[App and web page records]

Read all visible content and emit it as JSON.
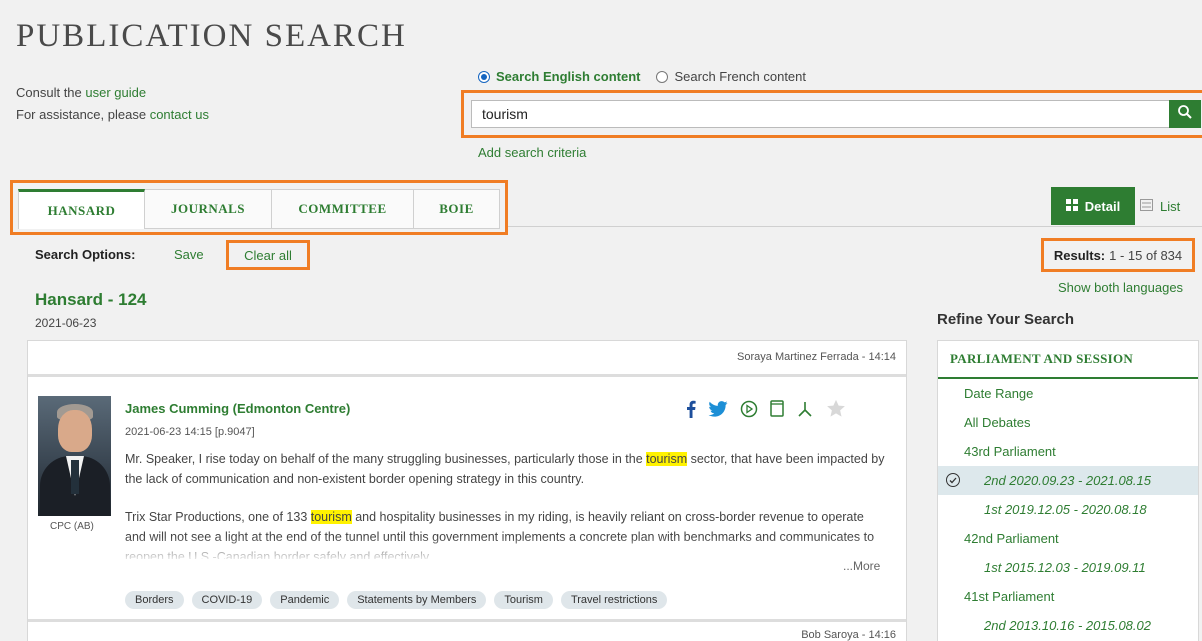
{
  "header": {
    "title": "PUBLICATION SEARCH",
    "consult_prefix": "Consult the ",
    "user_guide": "user guide",
    "assist_prefix": "For assistance, please ",
    "contact_us": "contact us"
  },
  "search": {
    "radio_english": "Search English content",
    "radio_french": "Search French content",
    "value": "tourism",
    "add_criteria": "Add search criteria"
  },
  "tabs": [
    {
      "label": "HANSARD",
      "active": true
    },
    {
      "label": "JOURNALS",
      "active": false
    },
    {
      "label": "COMMITTEE",
      "active": false
    },
    {
      "label": "BOIE",
      "active": false
    }
  ],
  "view": {
    "detail": "Detail",
    "list": "List"
  },
  "options": {
    "label": "Search Options:",
    "save": "Save",
    "clear_all": "Clear all",
    "results_label": "Results:",
    "results_value": "1 - 15 of 834",
    "show_both": "Show both languages"
  },
  "hansard": {
    "title": "Hansard - 124",
    "date": "2021-06-23"
  },
  "result": {
    "top_speaker": "Soraya Martinez Ferrada - 14:14",
    "speaker_name": "James Cumming (Edmonton Centre)",
    "speaker_time": "2021-06-23 14:15 [p.9047]",
    "party": "CPC (AB)",
    "p1_a": "Mr. Speaker, I rise today on behalf of the many struggling businesses, particularly those in the ",
    "p1_hl": "tourism",
    "p1_b": " sector, that have been impacted by the lack of communication and non-existent border opening strategy in this country.",
    "p2_a": "Trix Star Productions, one of 133 ",
    "p2_hl": "tourism",
    "p2_b": " and hospitality businesses in my riding, is heavily reliant on cross-border revenue to operate and will not see a light at the end of the tunnel until this government implements a concrete plan with benchmarks and communicates to reopen the U.S.-Canadian border safely and effectively.",
    "more": "...More",
    "tags": [
      "Borders",
      "COVID-19",
      "Pandemic",
      "Statements by Members",
      "Tourism",
      "Travel restrictions"
    ],
    "next_speaker": "Bob Saroya - 14:16"
  },
  "refine": {
    "title": "Refine Your Search",
    "heading": "PARLIAMENT AND SESSION",
    "items": [
      {
        "label": "Date Range",
        "level": 1
      },
      {
        "label": "All Debates",
        "level": 1
      },
      {
        "label": "43rd Parliament",
        "level": 1
      },
      {
        "label": "2nd 2020.09.23 - 2021.08.15",
        "level": 2,
        "selected": true
      },
      {
        "label": "1st 2019.12.05 - 2020.08.18",
        "level": 2
      },
      {
        "label": "42nd Parliament",
        "level": 1
      },
      {
        "label": "1st 2015.12.03 - 2019.09.11",
        "level": 2
      },
      {
        "label": "41st Parliament",
        "level": 1
      },
      {
        "label": "2nd 2013.10.16 - 2015.08.02",
        "level": 2
      }
    ]
  },
  "colors": {
    "accent": "#2e7d32",
    "highlight_box": "#f07d24",
    "keyword_highlight": "#fff200"
  },
  "icons": [
    "facebook-icon",
    "twitter-icon",
    "play-icon",
    "bookmark-icon",
    "pdf-icon",
    "star-icon",
    "search-icon",
    "grid-icon",
    "list-icon",
    "check-circle-icon"
  ]
}
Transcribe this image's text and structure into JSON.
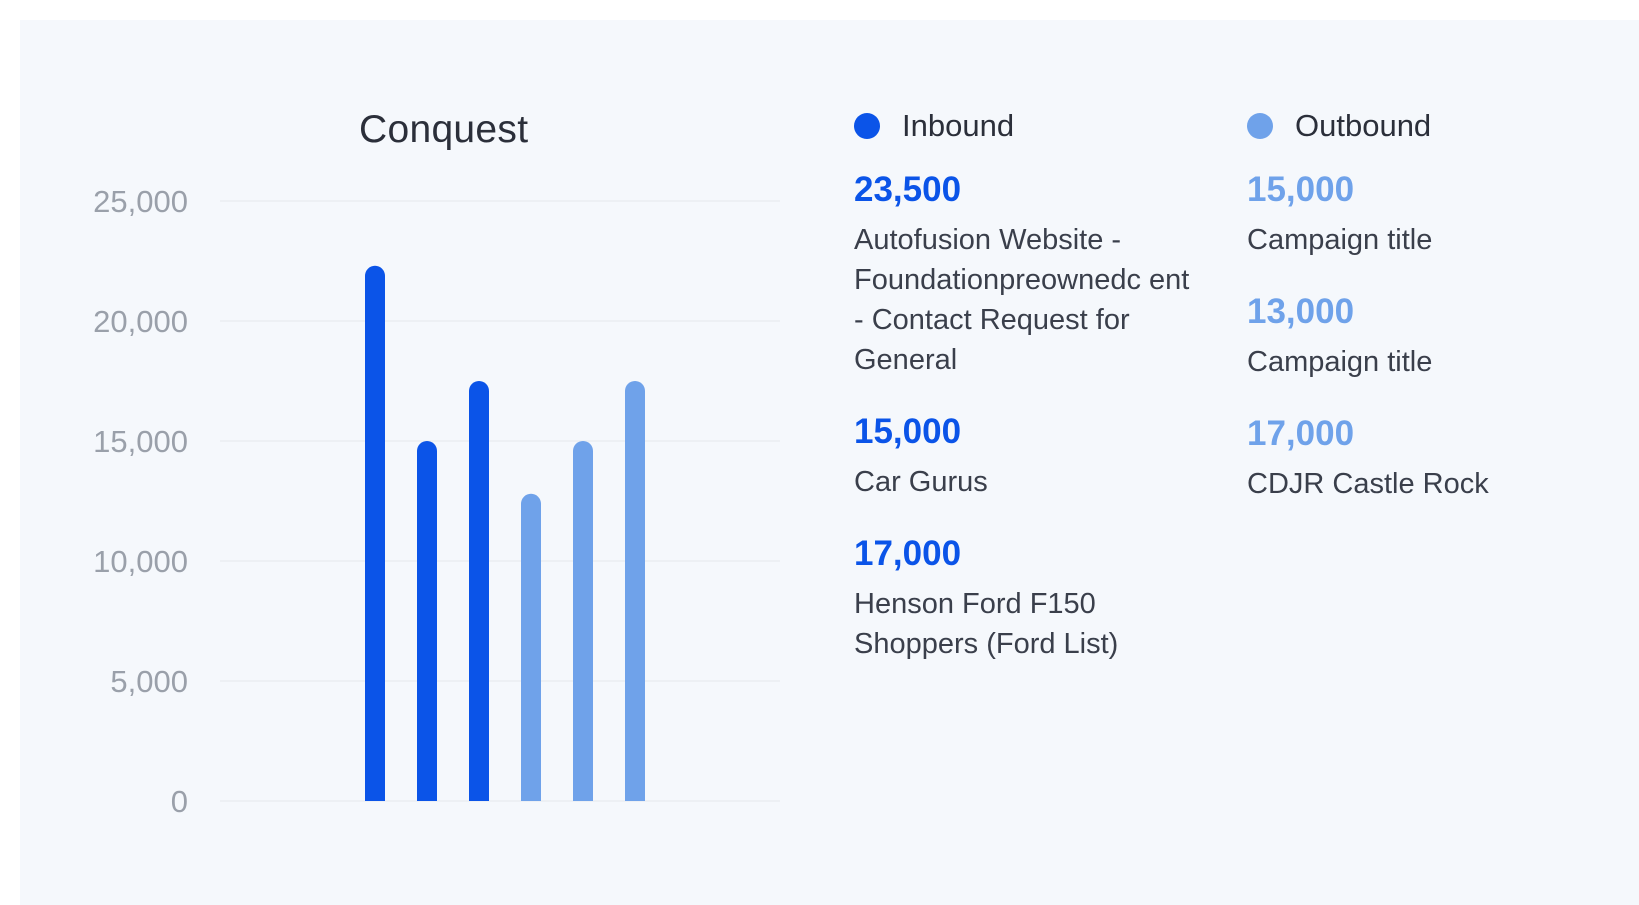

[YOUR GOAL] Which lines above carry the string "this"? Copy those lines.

[FINISHED EXERCISE]
    "p1_b": " sector, that have been impacted by the lack of communication and non-existent border opening strategy in this country.",
    "p2_b": " and hospitality businesses in my riding, is heavily reliant on cross-border revenue to operate and will not see a light at the end of the tunnel until this government implements a concrete plan with benchmarks and communicates to reopen the U.S.-Canadian border safely and effectively.",
Transcribe this image's text and structure into JSON.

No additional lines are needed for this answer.